BEGIN DATA TO USE
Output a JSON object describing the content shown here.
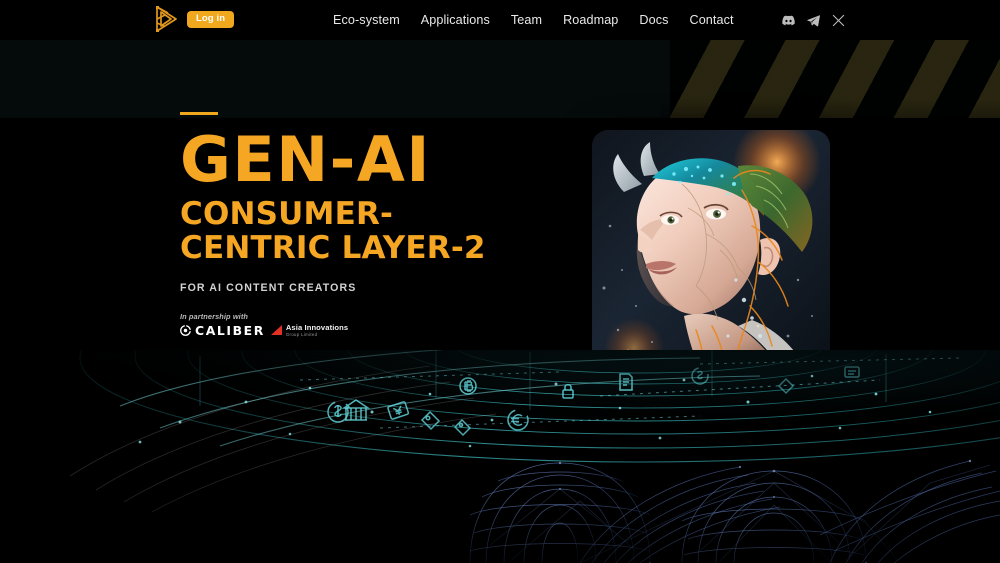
{
  "header": {
    "logo_icon": "penrose-triangle-logo-icon",
    "login_label": "Log in",
    "nav": [
      {
        "label": "Eco-system"
      },
      {
        "label": "Applications"
      },
      {
        "label": "Team"
      },
      {
        "label": "Roadmap"
      },
      {
        "label": "Docs"
      },
      {
        "label": "Contact"
      }
    ],
    "socials": [
      {
        "name": "discord-icon"
      },
      {
        "name": "telegram-icon"
      },
      {
        "name": "x-twitter-icon"
      }
    ]
  },
  "hero": {
    "title_main": "GEN-AI",
    "title_sub_line1": "CONSUMER-",
    "title_sub_line2": "CENTRIC LAYER-2",
    "tagline": "FOR AI CONTENT CREATORS",
    "partner": {
      "kicker": "In partnership with",
      "caliber_name": "CALIBER",
      "aig_name": "Asia Innovations",
      "aig_sub": "Group Limited"
    },
    "portrait_alt": "ai-generated-cyborg-woman-portrait"
  },
  "colors": {
    "accent": "#f5a623",
    "login_bg": "#f0a81e",
    "nav_text": "#e9e9ea",
    "tagline": "#d2d2d4",
    "orbit_teal": "#2fb3b8",
    "mesh_blue": "#5b7fd4",
    "background": "#000000",
    "hero_band": "#050a0a"
  },
  "background": {
    "orbital_rings_label": "fintech-orbital-rings",
    "orbital_icons": [
      "currency-refresh-icon",
      "bank-building-icon",
      "yen-note-icon",
      "price-tag-icon",
      "euro-refresh-icon",
      "bitcoin-icon",
      "lock-icon",
      "document-icon"
    ],
    "wireframe_label": "blue-wireframe-dome-mesh",
    "stripes_label": "diagonal-olive-stripes"
  }
}
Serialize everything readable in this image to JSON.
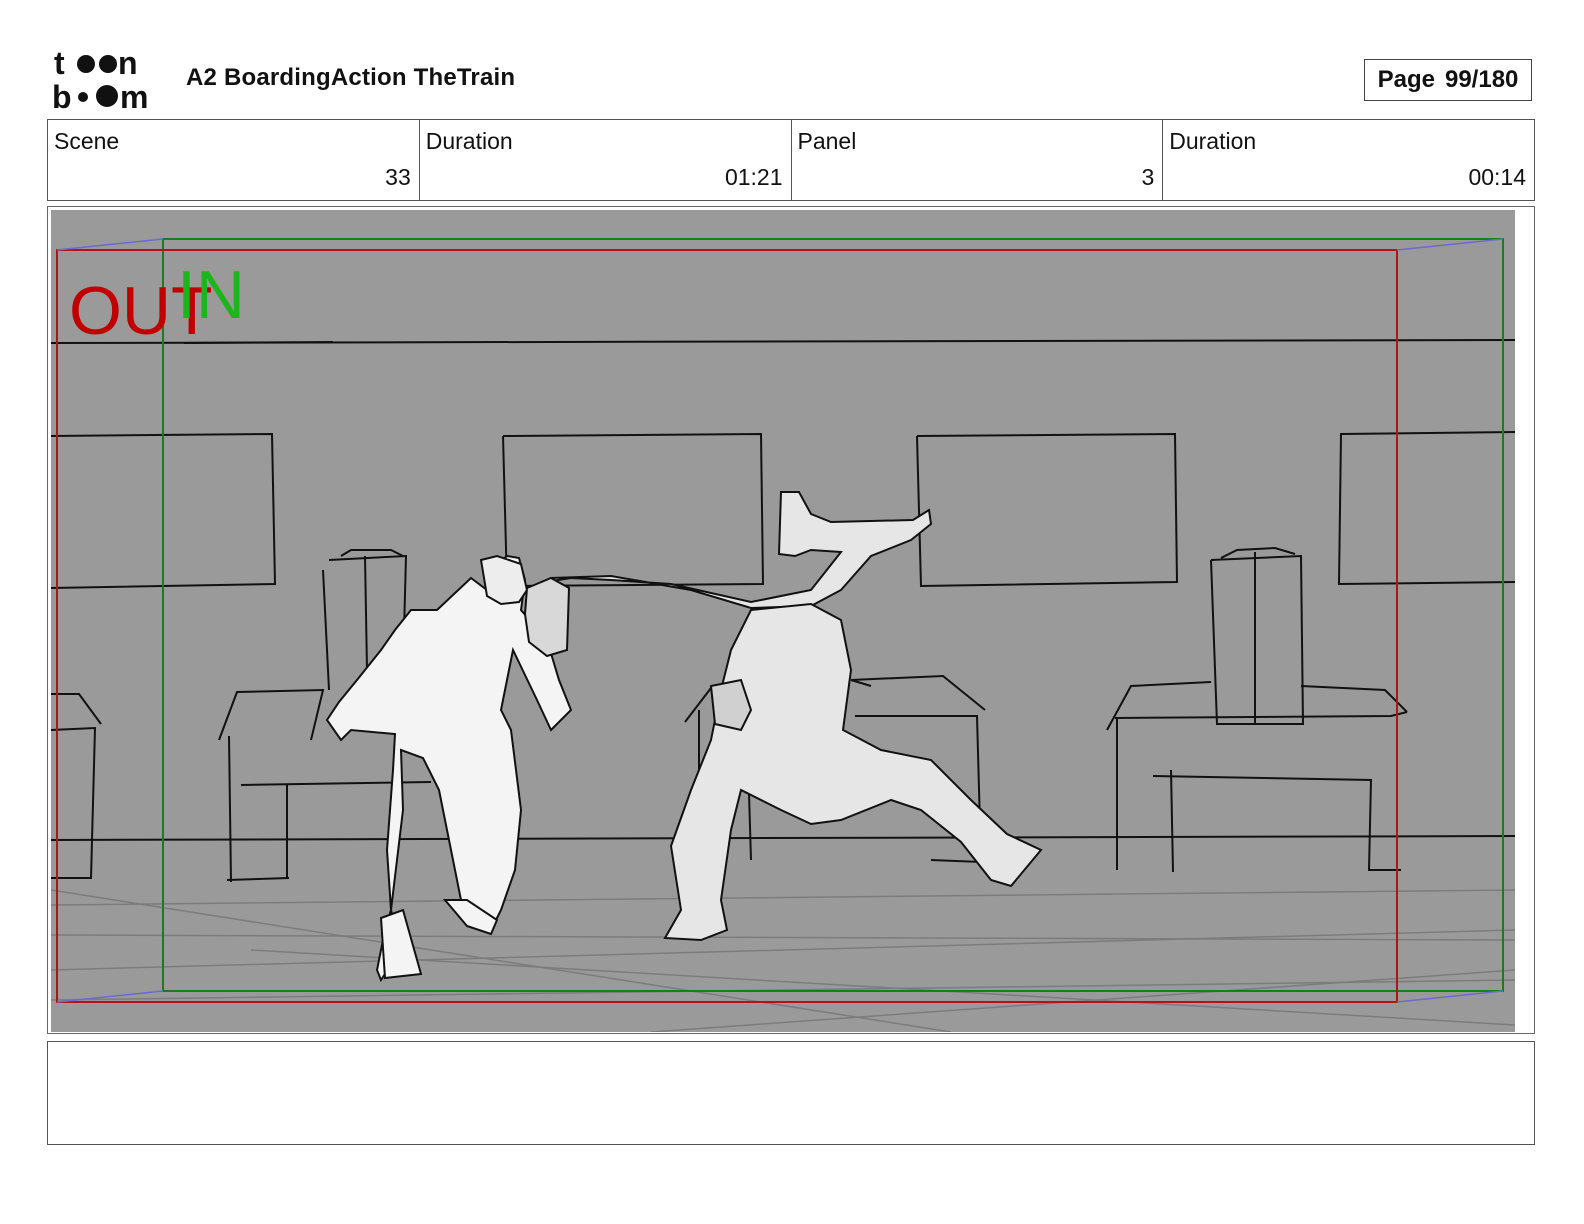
{
  "header": {
    "logo_text": "toon boom",
    "project_title": "A2 BoardingAction TheTrain",
    "page_label": "Page",
    "page_number": "99/180"
  },
  "info": [
    {
      "label": "Scene",
      "value": "33"
    },
    {
      "label": "Duration",
      "value": "01:21"
    },
    {
      "label": "Panel",
      "value": "3"
    },
    {
      "label": "Duration",
      "value": "00:14"
    }
  ],
  "panel": {
    "overlay_out": "OUT",
    "overlay_in": "IN",
    "background_color": "#9a9a9a",
    "out_frame_color": "#b01515",
    "in_frame_color": "#1f7a1f",
    "overlay_out_color": "#c00000",
    "overlay_in_color": "#1db51d"
  },
  "notes": {
    "text": ""
  }
}
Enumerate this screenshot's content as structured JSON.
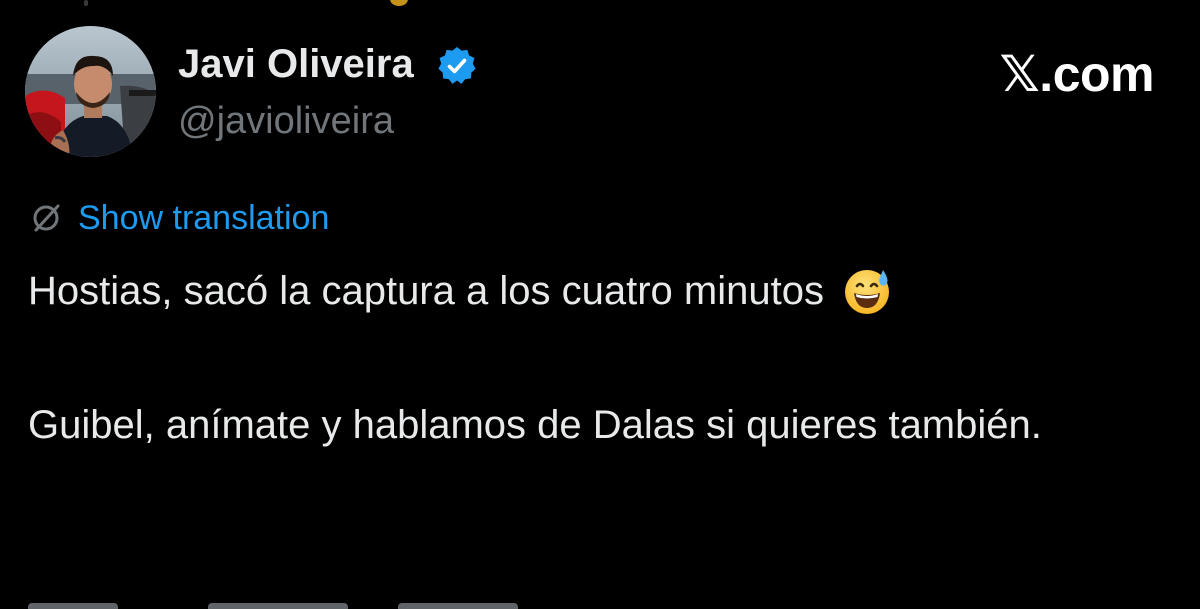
{
  "author": {
    "display_name": "Javi Oliveira",
    "handle": "@javioliveira",
    "verified": true,
    "avatar_icon": "profile-photo"
  },
  "brand": {
    "label": "𝕏.com"
  },
  "translation": {
    "icon": "globe-icon",
    "label": "Show translation"
  },
  "tweet": {
    "line1": "Hostias, sacó la captura a los cuatro minutos",
    "line1_emoji": "grinning-face-with-sweat",
    "paragraph2": "Guibel, anímate y hablamos de Dalas si quieres también."
  },
  "colors": {
    "background": "#000000",
    "text": "#e7e9ea",
    "secondary_text": "#71767b",
    "accent": "#1d9bf0",
    "verified_badge": "#1d9bf0"
  }
}
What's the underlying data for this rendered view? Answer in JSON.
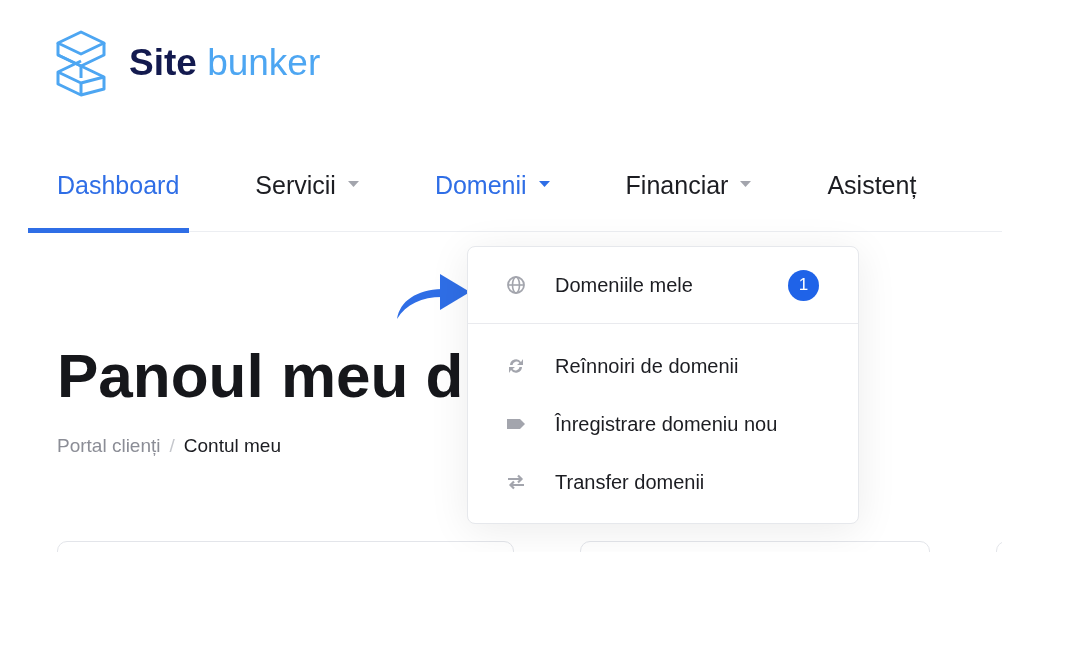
{
  "logo": {
    "primary": "Site",
    "secondary": "bunker"
  },
  "nav": [
    {
      "label": "Dashboard",
      "selected": true,
      "expanded": false,
      "dropdown": false
    },
    {
      "label": "Servicii",
      "selected": false,
      "expanded": false,
      "dropdown": true
    },
    {
      "label": "Domenii",
      "selected": false,
      "expanded": true,
      "dropdown": true
    },
    {
      "label": "Financiar",
      "selected": false,
      "expanded": false,
      "dropdown": true
    },
    {
      "label": "Asistenț",
      "selected": false,
      "expanded": false,
      "dropdown": false
    }
  ],
  "page_title": "Panoul meu d",
  "breadcrumb": [
    {
      "label": "Portal clienți",
      "kind": "link"
    },
    {
      "label": "/",
      "kind": "separator"
    },
    {
      "label": "Contul meu",
      "kind": "current"
    }
  ],
  "menu": {
    "sections": [
      [
        {
          "label": "Domeniile mele",
          "badge": "1"
        }
      ],
      [
        {
          "label": "Reînnoiri de domenii"
        },
        {
          "label": "Înregistrare domeniu nou"
        },
        {
          "label": "Transfer domenii"
        }
      ]
    ]
  }
}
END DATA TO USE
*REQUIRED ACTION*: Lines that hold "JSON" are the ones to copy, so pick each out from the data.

*WRITTEN RESPONSE*:
Output a JSON object describing the content shown here.
Serialize everything readable in this image to JSON.
Enumerate this screenshot's content as structured JSON.
What's the underlying data for this rendered view? Answer in JSON.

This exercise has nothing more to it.